━━━━━ RECORD SET ━━━━━

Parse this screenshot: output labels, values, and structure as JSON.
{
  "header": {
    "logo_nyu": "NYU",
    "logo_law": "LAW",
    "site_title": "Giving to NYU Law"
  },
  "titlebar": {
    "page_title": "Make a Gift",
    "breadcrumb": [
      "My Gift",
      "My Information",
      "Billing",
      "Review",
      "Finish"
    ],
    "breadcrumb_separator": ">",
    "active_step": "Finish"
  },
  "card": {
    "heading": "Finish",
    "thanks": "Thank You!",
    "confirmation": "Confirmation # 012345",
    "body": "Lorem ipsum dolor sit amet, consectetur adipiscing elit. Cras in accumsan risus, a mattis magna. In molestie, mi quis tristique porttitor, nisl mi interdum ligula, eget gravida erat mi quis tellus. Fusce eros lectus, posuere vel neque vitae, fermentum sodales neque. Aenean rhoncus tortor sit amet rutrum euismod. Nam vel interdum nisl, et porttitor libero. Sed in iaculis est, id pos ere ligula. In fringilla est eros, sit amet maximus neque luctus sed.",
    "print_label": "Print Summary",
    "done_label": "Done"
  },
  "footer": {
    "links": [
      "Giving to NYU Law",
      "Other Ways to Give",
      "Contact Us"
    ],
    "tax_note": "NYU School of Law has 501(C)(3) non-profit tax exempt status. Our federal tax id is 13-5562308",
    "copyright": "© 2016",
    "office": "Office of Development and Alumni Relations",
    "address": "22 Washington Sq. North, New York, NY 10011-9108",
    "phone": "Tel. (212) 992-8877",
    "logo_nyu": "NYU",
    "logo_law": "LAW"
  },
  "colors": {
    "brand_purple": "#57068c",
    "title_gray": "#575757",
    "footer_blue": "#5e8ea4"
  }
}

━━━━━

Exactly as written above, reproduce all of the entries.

Parse this screenshot: output labels, values, and structure as JSON.
{
  "header": {
    "logo_nyu": "NYU",
    "logo_law": "LAW",
    "site_title": "Giving to NYU Law"
  },
  "titlebar": {
    "page_title": "Make a Gift",
    "breadcrumb": [
      "My Gift",
      "My Information",
      "Billing",
      "Review",
      "Finish"
    ],
    "breadcrumb_separator": ">",
    "active_step": "Finish"
  },
  "card": {
    "heading": "Finish",
    "thanks": "Thank You!",
    "confirmation": "Confirmation # 012345",
    "body": "Lorem ipsum dolor sit amet, consectetur adipiscing elit. Cras in accumsan risus, a mattis magna. In molestie, mi quis tristique porttitor, nisl mi interdum ligula, eget gravida erat mi quis tellus. Fusce eros lectus, posuere vel neque vitae, fermentum sodales neque. Aenean rhoncus tortor sit amet rutrum euismod. Nam vel interdum nisl, et porttitor libero. Sed in iaculis est, id pos ere ligula. In fringilla est eros, sit amet maximus neque luctus sed.",
    "print_label": "Print Summary",
    "done_label": "Done"
  },
  "footer": {
    "links": [
      "Giving to NYU Law",
      "Other Ways to Give",
      "Contact Us"
    ],
    "tax_note": "NYU School of Law has 501(C)(3) non-profit tax exempt status. Our federal tax id is 13-5562308",
    "copyright": "© 2016",
    "office": "Office of Development and Alumni Relations",
    "address": "22 Washington Sq. North, New York, NY 10011-9108",
    "phone": "Tel. (212) 992-8877",
    "logo_nyu": "NYU",
    "logo_law": "LAW"
  },
  "colors": {
    "brand_purple": "#57068c",
    "title_gray": "#575757",
    "footer_blue": "#5e8ea4"
  }
}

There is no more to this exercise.